Similarly, anyone with any sense could see this Lombard situation–pre-“fix”– was a death waiting to happen, yet it got designed, reviewed, drawn, installed, and inspected with nobody noticing or caring how dangerous it was. So somebody did die. The new. make-shift work should be a cause for shame for ODOT, not anything to take pride in.

Over the next few years, we’ll see many more deaths at locations where people have already raised safety concerns, including ones where the solutions would involve only a few dollars of paint, signage, detectable warnings, etc.

Adam
Subscriber

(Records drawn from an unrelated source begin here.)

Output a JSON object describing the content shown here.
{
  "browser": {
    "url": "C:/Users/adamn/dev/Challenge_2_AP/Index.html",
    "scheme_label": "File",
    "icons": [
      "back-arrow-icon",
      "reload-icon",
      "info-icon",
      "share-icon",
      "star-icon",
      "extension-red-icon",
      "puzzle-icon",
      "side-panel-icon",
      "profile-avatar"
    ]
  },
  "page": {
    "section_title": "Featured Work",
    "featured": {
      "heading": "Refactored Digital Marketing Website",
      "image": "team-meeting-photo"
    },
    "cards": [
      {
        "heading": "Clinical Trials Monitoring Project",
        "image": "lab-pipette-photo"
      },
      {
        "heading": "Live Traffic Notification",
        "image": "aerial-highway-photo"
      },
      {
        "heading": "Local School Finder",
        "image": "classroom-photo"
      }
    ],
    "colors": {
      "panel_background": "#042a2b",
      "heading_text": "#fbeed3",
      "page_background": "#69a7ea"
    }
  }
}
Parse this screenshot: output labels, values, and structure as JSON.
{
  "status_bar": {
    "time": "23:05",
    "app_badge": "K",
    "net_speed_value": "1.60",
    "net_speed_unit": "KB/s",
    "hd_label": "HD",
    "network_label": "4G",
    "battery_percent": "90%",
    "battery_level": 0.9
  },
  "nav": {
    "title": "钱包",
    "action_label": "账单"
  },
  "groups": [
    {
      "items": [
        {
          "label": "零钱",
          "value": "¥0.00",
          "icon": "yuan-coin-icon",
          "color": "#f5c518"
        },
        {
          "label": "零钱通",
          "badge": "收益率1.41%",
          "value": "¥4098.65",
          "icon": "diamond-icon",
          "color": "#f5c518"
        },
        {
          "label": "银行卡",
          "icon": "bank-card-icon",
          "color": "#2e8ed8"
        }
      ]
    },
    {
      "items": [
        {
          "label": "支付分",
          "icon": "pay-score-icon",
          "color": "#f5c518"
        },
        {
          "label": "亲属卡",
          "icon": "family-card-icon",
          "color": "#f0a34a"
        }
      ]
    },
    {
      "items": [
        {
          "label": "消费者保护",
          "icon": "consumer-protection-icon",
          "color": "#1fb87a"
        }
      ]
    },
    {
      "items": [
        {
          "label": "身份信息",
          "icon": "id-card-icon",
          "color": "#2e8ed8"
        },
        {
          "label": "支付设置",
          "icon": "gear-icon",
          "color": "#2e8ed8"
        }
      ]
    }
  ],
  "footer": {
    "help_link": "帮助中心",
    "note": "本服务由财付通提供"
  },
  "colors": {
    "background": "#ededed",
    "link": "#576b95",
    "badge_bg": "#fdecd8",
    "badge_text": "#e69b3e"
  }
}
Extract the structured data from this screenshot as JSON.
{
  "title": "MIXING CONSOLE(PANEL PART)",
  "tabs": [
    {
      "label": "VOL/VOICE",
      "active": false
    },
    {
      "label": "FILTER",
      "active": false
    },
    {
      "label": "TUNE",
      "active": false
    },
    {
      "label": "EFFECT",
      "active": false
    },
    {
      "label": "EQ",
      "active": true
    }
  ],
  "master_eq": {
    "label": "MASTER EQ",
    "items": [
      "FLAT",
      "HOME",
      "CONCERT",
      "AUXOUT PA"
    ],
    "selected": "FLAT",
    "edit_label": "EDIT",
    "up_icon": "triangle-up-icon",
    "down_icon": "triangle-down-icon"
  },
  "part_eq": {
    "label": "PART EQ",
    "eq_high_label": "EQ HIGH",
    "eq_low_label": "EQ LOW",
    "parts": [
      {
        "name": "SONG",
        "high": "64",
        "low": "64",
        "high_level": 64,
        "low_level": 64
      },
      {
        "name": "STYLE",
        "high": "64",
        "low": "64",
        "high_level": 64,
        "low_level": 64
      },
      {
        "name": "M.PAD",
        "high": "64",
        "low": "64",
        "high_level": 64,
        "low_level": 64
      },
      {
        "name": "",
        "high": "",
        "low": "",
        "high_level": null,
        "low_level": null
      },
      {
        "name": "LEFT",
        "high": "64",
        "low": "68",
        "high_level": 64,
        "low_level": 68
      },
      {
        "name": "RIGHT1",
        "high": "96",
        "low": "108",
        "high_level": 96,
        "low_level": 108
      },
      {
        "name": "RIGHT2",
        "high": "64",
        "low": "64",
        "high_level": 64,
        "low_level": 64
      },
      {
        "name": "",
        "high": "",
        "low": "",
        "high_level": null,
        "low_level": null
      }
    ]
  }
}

This path looks like a drunk engineer designed it. The path isn’t even remotely straight and has rough, hard edges. And the transition from bike lane to path is garbage. Why doesn’t the curb ramp extend all the way to the start of the path? Rather, it is designed so that cyclists must make a hard 90° turn onto the path. The path should taper at the ends, too. I mean, I’m glad for the extra protection here, but ODOT usually designs excellent cycling paths and this one just seems half-assed.

Dan A
Subscriber
Dan A

Do they? I don’t know which paths have been designed by ODOT, so it’s an honest question.

Be Quick, Don't Dawdle
Guest
Be Quick, Don't Dawdle

This is a big improvement. It’s not perfect, but will do. There would be no danger in riding on the street in this section as long as you check behind you and determine you can beat the approaching cars past the pinch point.

Good job ODOT!